■ Required work ■
Copy each line below that has "this".

■ Recorded data ■
====

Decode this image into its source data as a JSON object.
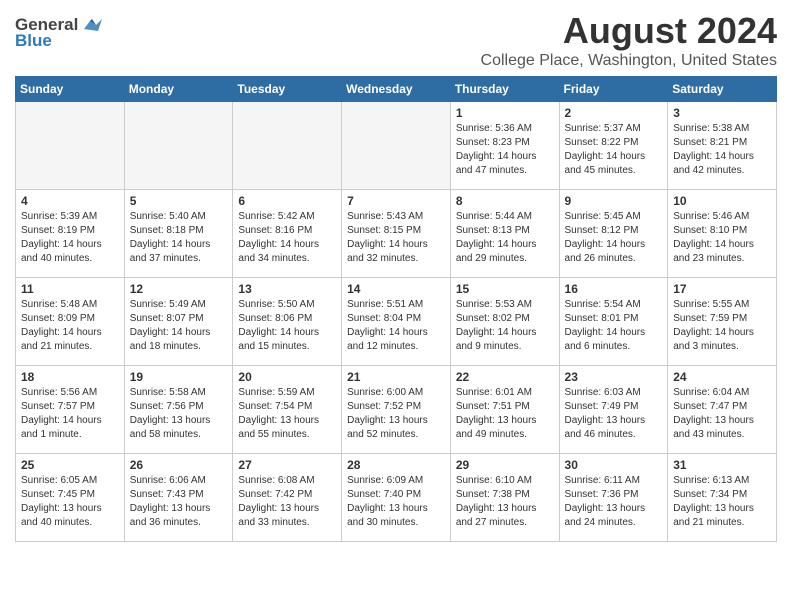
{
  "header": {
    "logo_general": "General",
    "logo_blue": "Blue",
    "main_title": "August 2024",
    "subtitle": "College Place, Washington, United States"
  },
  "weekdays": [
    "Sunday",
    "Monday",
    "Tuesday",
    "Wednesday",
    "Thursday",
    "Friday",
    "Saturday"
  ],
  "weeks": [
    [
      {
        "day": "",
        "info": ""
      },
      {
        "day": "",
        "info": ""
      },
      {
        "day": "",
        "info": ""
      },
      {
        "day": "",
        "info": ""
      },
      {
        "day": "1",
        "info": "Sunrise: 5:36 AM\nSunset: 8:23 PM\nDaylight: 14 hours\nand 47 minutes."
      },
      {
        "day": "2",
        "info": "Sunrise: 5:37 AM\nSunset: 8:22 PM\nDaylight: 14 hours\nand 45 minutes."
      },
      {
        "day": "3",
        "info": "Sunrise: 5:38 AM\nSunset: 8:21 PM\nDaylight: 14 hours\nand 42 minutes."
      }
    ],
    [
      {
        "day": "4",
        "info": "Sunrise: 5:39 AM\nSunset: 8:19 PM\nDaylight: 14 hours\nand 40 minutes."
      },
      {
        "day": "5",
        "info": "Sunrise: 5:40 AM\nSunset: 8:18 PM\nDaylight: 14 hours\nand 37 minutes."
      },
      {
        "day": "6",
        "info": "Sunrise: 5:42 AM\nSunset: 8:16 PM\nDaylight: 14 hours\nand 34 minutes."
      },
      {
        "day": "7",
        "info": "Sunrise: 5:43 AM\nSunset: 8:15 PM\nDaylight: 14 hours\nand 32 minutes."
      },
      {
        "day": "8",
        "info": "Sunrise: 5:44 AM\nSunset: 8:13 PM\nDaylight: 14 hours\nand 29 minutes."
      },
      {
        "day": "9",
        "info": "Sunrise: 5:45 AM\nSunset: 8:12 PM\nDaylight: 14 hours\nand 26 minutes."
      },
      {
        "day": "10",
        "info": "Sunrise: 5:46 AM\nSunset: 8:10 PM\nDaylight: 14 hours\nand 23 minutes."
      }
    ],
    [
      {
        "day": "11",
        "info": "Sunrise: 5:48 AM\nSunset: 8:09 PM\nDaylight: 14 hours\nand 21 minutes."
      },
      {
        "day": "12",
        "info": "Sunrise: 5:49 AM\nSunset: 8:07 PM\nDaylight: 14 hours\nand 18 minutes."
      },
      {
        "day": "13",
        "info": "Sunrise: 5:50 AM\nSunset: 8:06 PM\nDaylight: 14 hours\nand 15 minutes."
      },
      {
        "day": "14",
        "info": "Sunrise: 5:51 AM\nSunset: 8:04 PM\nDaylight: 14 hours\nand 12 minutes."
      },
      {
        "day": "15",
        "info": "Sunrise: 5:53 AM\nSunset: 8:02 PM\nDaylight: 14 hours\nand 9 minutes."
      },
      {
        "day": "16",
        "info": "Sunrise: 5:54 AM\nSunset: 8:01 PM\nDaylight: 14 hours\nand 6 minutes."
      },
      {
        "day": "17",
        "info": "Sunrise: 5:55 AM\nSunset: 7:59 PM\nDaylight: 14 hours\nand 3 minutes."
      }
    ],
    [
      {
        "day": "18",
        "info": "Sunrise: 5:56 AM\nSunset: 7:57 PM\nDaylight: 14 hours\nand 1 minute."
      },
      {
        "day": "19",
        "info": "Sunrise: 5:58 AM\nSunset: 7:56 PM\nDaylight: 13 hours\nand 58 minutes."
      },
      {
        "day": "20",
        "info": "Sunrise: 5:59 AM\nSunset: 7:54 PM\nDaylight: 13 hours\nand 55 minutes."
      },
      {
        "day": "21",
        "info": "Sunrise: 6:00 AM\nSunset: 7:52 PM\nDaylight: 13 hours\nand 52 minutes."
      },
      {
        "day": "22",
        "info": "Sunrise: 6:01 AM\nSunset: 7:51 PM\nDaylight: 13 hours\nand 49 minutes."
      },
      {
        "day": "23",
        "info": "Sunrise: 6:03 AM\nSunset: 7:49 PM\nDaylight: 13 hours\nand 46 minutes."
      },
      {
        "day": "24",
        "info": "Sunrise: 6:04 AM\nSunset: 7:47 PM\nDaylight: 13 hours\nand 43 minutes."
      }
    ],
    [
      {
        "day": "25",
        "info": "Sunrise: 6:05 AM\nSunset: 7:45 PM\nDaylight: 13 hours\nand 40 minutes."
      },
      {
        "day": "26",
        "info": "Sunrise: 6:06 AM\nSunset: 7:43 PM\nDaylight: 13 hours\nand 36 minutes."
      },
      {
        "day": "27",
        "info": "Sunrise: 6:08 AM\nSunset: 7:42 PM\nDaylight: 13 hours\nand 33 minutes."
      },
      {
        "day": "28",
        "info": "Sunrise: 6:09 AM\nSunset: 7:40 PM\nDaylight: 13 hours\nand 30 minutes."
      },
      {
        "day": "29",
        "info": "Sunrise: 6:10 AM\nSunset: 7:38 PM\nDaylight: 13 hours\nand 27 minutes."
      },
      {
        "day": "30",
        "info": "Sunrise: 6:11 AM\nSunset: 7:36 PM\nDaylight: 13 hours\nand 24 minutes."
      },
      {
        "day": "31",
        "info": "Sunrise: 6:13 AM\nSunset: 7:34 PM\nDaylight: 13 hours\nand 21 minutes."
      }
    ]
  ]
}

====

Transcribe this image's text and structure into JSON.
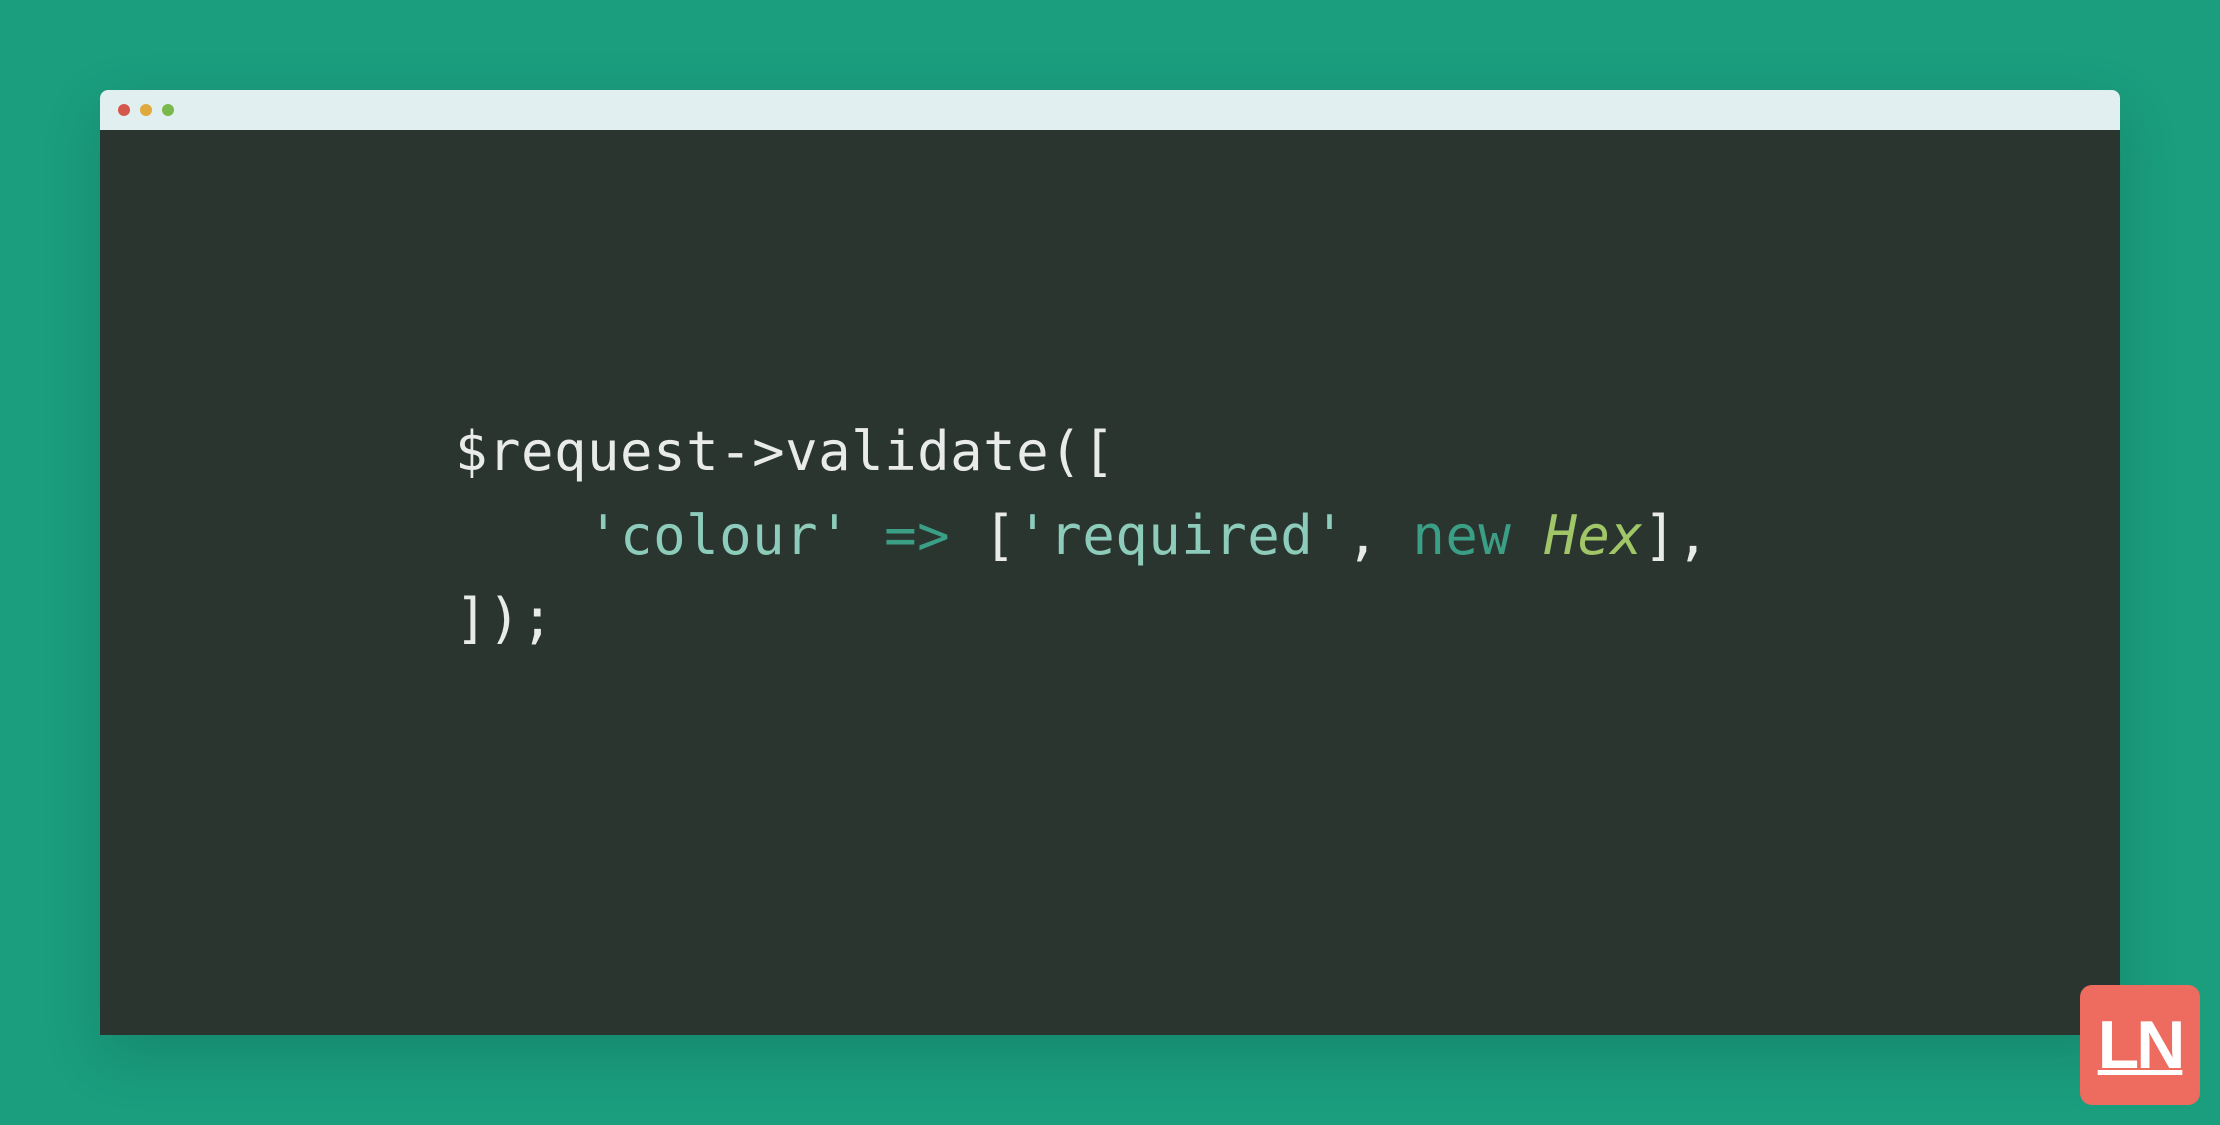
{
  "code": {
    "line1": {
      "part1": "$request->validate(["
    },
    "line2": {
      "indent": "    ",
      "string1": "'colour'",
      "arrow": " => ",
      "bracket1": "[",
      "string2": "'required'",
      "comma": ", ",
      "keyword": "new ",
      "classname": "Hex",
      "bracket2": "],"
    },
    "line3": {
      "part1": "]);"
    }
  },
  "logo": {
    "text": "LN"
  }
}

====

■ Written reply ■
Decode this image into its source data as a JSON object.
Transcribe this image's text and structure into JSON.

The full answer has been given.